- External auditors: Assess and verify the carbon project where the aim is reducing the emissions, the auditors ensure that the project adheres to accepted methodologies, accurately measures and reports emissions.
- Carbon credit registry: This helps to get a real register about how many credits are issued and prevent the double counting.
- Standards: The standardization schemes of carbon credits are really important to get transparency in the process, set the guidelines, requirements and criteria for the types of projects and emission reductions eligible for offsets.
Current view of carbon credits in additionality and transparency
Nowadays, companies and organisations that purchase carbon credits ensure that they offset with “quality” credits, which is why standards, rating methodologies, project developers, sellers and buyers make sure to guarantee fair prices in the market, including and constantly modifying criteria that make the market more truthful.
From the pre-feasibility stage, new carbon projects need to incorporate the concept of additionality, which is currently required by the market and stakeholders.
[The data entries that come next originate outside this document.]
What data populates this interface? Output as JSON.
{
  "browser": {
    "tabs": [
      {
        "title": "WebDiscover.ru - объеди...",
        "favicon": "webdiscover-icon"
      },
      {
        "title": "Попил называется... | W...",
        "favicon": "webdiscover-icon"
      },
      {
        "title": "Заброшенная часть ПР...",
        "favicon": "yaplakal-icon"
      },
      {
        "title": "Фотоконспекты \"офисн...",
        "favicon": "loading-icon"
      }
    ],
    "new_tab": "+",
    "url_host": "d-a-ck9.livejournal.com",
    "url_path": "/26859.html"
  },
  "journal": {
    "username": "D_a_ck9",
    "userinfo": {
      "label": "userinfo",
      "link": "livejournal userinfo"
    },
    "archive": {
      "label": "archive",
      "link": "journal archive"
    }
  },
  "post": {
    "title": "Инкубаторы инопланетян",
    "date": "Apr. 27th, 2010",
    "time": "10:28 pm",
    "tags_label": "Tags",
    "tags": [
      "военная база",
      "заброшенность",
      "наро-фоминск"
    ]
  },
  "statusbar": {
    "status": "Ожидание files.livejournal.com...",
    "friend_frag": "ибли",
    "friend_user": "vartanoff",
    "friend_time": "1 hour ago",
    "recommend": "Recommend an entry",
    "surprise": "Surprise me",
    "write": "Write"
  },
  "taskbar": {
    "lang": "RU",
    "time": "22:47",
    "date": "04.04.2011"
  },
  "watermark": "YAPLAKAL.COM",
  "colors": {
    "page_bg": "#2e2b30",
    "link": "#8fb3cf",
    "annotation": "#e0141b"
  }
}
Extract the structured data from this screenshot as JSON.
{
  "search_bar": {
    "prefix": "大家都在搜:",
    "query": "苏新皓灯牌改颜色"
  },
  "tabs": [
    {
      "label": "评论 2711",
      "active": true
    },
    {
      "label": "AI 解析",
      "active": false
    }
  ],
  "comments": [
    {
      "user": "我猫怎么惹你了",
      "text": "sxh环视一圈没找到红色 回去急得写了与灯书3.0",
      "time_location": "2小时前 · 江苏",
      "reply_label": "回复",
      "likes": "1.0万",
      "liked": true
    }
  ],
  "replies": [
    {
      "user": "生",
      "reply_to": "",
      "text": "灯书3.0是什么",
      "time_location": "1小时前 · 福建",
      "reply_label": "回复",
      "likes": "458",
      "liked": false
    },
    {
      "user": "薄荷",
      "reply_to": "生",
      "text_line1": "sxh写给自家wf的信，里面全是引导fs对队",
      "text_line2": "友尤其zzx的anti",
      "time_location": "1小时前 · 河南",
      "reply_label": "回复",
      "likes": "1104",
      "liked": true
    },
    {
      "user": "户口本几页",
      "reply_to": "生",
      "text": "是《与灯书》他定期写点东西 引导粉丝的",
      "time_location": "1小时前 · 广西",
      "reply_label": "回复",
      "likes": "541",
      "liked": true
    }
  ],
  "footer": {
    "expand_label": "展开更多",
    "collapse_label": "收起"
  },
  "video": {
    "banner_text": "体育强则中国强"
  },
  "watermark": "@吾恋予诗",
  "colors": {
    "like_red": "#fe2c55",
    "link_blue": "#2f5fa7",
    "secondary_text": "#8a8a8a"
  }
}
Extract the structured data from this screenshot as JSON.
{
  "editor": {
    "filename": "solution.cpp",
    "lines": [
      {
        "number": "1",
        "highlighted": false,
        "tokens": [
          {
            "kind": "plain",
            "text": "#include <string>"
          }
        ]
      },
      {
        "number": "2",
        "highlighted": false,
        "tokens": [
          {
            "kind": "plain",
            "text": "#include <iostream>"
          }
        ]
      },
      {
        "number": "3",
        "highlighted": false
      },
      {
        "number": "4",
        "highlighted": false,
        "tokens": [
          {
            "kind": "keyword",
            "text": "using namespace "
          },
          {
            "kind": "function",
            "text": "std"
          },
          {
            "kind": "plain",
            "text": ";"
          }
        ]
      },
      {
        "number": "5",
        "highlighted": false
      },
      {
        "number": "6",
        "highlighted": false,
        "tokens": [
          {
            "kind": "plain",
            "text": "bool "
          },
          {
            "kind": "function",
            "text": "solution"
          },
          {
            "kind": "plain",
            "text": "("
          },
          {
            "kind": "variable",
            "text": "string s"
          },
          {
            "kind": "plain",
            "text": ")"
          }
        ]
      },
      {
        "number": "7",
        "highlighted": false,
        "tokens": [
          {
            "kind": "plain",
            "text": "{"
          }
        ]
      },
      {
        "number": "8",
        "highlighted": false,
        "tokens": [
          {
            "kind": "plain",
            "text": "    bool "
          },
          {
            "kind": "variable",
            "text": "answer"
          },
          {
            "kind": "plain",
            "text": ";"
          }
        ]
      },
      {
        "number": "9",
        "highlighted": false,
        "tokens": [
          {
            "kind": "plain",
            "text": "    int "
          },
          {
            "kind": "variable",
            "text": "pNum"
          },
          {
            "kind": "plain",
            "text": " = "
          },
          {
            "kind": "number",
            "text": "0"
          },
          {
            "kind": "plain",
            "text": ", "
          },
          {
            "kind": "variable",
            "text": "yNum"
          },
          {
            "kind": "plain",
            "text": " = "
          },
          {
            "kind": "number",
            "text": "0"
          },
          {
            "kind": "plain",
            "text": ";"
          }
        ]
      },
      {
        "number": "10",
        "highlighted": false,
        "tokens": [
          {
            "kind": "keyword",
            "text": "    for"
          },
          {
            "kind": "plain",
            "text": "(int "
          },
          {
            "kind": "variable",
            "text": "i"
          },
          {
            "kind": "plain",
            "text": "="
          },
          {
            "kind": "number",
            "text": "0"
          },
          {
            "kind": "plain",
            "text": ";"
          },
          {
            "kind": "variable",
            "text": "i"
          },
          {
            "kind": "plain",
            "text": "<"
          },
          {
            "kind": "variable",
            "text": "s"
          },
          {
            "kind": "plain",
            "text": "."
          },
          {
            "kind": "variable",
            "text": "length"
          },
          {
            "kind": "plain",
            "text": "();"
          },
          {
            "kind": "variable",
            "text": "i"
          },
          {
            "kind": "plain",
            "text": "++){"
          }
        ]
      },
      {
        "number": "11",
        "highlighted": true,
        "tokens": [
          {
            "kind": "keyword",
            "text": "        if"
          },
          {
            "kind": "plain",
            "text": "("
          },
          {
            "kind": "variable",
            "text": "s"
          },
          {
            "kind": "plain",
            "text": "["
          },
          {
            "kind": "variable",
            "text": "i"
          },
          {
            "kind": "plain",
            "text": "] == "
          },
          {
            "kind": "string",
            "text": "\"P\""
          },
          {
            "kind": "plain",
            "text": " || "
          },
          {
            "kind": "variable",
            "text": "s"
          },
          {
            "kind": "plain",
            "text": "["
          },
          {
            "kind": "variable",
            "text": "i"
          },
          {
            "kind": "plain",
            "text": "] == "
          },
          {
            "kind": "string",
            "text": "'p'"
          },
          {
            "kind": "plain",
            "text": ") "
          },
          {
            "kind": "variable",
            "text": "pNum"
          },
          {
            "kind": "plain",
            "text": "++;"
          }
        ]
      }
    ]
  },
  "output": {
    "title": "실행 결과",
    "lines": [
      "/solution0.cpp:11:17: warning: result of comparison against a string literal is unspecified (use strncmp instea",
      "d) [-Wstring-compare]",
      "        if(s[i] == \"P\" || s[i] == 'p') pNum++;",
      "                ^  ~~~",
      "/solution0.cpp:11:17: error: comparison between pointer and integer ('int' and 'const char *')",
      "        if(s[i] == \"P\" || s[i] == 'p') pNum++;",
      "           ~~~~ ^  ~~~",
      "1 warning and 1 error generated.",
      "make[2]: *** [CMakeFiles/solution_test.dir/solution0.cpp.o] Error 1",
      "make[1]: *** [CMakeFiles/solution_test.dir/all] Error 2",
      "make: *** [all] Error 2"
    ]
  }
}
In recent times, an increasing number of companies have expressed interest in gaining insights into the projects they purchase. They seek to understand the project implementation process, identify the actual beneficiaries, and establish their own criteria for assessing the carbon credits’ quality.
Carbon credit traceability
Although the carbon market standards have robust and structured methodologies, there is a gap that hasn’t yet been filled.
There is currently no standard approach for evaluating the quality and efficacy of carbon offset projects under a unified regulatory framework. Additionally, the criteria utilized by various certification programs can differ significantly. This lack of consistency makes it challenging for consumers to accurately assess the genuine impact of the carbon offset projects they choose to invest in.
In order to evaluate a project’s additionality and establish a clear traceability of carbon credits from creation to sale, transparency should be a crucial aspect of any regulation governing carbon markets. However, given the technical nature of the documentation provided by project owners, it can be challenging to verify credit traceability at first glance.
Project owners and developers now have the capability to provide comprehensive and user-friendly information about their projects to sellers, buyers, brokers, and anyone who wishes to verify its details. With the advent of cutting-edge carbon marketplaces, transparency can now be achieved to showcase the quality of credits.
At ALLCOT Trading, our mission is to promote additional sustainable impact with every transaction, guaranteeing a trustable guide by the hand of all our environment experts. If you want to achieve this in a fair, transparent and win-win scenario, contact us and together we will make it happen.